*Exercise instructions*: Select and copy out every line in the records containing "Дядюн".

******************************

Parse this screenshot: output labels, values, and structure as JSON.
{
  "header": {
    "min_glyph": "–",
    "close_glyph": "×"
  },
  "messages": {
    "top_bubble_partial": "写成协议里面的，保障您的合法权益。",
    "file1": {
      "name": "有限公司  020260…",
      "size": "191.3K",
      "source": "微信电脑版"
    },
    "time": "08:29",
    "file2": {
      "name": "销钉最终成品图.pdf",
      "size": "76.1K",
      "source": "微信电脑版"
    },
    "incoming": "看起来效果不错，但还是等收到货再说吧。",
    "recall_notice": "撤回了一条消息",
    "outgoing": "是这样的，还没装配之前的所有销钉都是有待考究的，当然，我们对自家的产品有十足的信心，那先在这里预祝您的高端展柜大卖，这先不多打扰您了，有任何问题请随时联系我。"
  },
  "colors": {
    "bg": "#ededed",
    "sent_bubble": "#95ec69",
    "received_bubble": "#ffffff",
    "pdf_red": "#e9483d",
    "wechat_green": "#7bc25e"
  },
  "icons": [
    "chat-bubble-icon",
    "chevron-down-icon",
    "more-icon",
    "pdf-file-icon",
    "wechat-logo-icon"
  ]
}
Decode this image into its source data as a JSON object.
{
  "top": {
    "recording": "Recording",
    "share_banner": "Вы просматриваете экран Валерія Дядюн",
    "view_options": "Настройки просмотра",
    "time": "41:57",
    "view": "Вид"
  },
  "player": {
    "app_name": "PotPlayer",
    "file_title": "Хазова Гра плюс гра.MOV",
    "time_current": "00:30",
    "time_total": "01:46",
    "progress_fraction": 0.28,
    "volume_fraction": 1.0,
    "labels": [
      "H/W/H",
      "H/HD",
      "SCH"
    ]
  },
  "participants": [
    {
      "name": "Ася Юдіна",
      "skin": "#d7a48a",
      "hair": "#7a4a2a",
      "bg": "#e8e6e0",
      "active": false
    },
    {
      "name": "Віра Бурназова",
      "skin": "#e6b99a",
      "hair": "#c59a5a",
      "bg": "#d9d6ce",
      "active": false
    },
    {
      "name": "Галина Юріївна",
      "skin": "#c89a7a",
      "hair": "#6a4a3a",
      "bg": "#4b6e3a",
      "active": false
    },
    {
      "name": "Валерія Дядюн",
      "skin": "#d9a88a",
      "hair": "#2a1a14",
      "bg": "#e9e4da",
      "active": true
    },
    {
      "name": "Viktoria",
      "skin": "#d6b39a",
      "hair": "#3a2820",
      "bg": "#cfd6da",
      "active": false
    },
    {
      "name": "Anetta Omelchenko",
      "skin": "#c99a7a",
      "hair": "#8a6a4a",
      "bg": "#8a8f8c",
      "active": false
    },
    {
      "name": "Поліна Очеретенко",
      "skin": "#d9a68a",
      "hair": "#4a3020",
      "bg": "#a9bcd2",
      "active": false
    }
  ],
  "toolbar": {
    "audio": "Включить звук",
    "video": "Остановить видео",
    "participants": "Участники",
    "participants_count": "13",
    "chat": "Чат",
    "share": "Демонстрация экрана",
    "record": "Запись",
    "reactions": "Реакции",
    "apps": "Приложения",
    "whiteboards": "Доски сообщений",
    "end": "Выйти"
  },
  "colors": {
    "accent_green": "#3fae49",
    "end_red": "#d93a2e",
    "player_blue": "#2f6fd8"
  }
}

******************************

*Exercise output*:
    "share_banner": "Вы просматриваете экран Валерія Дядюн",
      "name": "Валерія Дядюн",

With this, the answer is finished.